By the end of December, Panda Express presented another $650,000 donation to build homes in the Visayas.  Half of that amount was raised by Panda Express customers and then matched by the corporation. 

His uncommon leadership qualities quickly became evident in the legislative ideas he pursued and passed last year.

“I was extremely proud that the Governor [Jerry Brown] signed 10 of my bills last year, including four bills that I authored as Chair of the Committee on Public Employment, Retirement, and Social Security,” Bonta says.

 Bonta is the author of AB 123 which requires schools in the State of California to include in their social science curriculum the important contributions of the Filipino Americans in the California farm labor movement. (Source: facebook.com)

Bonta is the author of AB 123 which requires schools in the State of California to include in their social science curriculum the important contributions of the Filipino Americans in the California farm labor movement. (Source: facebook.com)

The bills he pushed:

• AB 1377: Raise for Hard Working State Workers -- Bonta’s first bill to be signed by Governor Brown includes a 4.5 percent pay raise for SEIU members by 2015.

• AB 123: Filipino Contributions to the California Farm Labor Movement -- This first-of-its-kind bill requires the State Board of Education to provide statewide curriculum on the significant role of Filipino Americans in the California Farm Labor Movement.

• AB 514: Oakland’s Safe Schools for Safe Learning Act -- This new law will help students affected by gangs, gun violence and psychological trauma by providing them with information on resources where they can find help.

• AB 817: Language Access for Voters -- Expands the pool of available bilingual speakers to serve as county poll workers and volunteers by allowing lawful permanent residents to serve as poll workers in order to assist citizens who are not fully proficient in English.

• Assemblymember Bonta has also taken a leadership role on controlling gun violence in communities in the state, including Oakland.

Bonta was appointed by Speaker Perez to be Chair of the Select Committee on Gun Violence in the East Bay. He conducted hearings throughout the East Bay on gun violence how to find reasonable legislative changes to address the problem.

• Bonta also found creative ways to improve the health of the state by expanding trauma informed care for students impacted by violence (AB 174), increasing gun safety protections in Oakland (AB 180, AB 187), and creating safer opportunities for prisoners (AB 999).

At dinner in a shabu-shabu restaurant in Southern California one winter evening, Bonta elucidated on his vision as assemblyman: “It is a true honor to serve in the Assembly.
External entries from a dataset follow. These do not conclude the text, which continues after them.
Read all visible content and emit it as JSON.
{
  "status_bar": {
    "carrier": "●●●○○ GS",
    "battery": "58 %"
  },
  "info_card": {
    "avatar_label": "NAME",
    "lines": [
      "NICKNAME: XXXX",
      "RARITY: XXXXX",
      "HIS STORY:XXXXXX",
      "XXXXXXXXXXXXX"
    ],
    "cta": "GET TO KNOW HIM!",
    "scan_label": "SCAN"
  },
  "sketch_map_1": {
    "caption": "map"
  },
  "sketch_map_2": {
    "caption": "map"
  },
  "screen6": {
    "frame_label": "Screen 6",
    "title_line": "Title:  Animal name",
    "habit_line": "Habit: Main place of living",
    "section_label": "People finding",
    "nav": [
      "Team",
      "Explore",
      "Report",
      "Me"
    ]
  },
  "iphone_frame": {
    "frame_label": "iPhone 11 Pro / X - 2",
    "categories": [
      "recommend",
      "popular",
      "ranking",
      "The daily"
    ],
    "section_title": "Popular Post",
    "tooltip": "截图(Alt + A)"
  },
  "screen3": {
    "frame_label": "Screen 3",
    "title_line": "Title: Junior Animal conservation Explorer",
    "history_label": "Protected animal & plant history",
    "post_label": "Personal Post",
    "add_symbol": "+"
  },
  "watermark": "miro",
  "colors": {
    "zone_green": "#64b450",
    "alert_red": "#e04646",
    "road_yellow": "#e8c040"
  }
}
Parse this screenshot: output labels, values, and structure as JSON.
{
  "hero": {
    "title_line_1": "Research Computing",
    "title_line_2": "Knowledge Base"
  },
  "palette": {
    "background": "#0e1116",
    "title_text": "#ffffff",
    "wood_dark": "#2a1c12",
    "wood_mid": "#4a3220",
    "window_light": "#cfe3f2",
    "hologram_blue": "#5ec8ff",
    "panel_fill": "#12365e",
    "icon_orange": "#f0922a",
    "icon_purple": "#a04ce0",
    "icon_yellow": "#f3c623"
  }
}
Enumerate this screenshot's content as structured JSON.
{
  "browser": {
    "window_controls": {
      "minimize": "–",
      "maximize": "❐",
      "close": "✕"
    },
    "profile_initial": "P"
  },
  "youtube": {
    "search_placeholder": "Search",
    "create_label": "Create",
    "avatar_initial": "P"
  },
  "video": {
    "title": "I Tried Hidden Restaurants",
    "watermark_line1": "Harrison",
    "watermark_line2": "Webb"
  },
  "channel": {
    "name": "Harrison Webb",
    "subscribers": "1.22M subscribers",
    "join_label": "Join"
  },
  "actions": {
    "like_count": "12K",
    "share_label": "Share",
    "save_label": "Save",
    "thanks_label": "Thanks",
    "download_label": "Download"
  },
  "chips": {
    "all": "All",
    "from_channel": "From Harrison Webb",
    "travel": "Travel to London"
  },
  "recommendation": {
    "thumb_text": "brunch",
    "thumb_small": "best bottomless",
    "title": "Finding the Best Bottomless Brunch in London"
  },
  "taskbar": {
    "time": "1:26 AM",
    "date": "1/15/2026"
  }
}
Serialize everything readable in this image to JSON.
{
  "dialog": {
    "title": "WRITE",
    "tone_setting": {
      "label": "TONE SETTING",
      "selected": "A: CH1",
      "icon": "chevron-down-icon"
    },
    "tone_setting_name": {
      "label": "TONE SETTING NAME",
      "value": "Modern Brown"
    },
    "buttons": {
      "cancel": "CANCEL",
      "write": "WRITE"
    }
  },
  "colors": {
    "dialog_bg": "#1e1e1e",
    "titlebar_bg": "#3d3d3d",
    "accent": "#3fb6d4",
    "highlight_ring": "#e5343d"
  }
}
California is doing well, on the right track and we now have a budget surplus. We have come out of a deficit of $40 billion out of $100 billion. We are now reinvesting in education. We are covering more in health insurance. We are creating regional improvements. We are supporting businesses. We have STEM to support the workforce of tomorrow. We are very proud to serve Filipinos up and down the state. We will know more about Filipino-American history, about the Filipino-American farm workers. When I went to the Speaker of the House and the Senate leadership, they were eager to provide support and assistance. As part of the largest 1.5 million Filipino community majority born in the Philippines, these are important progressive steps. I have to run for re-election every two years. I am sorry for it being so often. I would change it if I could. One million voting-age Filipinos in California are not registered to vote. Awakening the sleeping giant, we can exert our power and influence we deserve. I really appreciate everything.” 

After giving his Christmas wishes, Rob Bonta left to catch his flight back. He wants to get home in time to greet his son Andres, a happy birthday the next morning.

“We dream of seeing him in the White House!” says a young person at the restaurant. Another one says, “Hopefully in our lifetime!”


 Prosy Abarquez-Delacruz, J.D.

Prosy Abarquez-Delacruz, J.D.

Prosy Abarquez-Delacruz, J.D. writes opinion-editorials and feature stories for Balikbayan Magazine and Asian Journal Press in Los Angeles. She is a patron of theatre arts, concerts, musical theater, and indie films. She loves to travel to national parks with her husband, Enrique.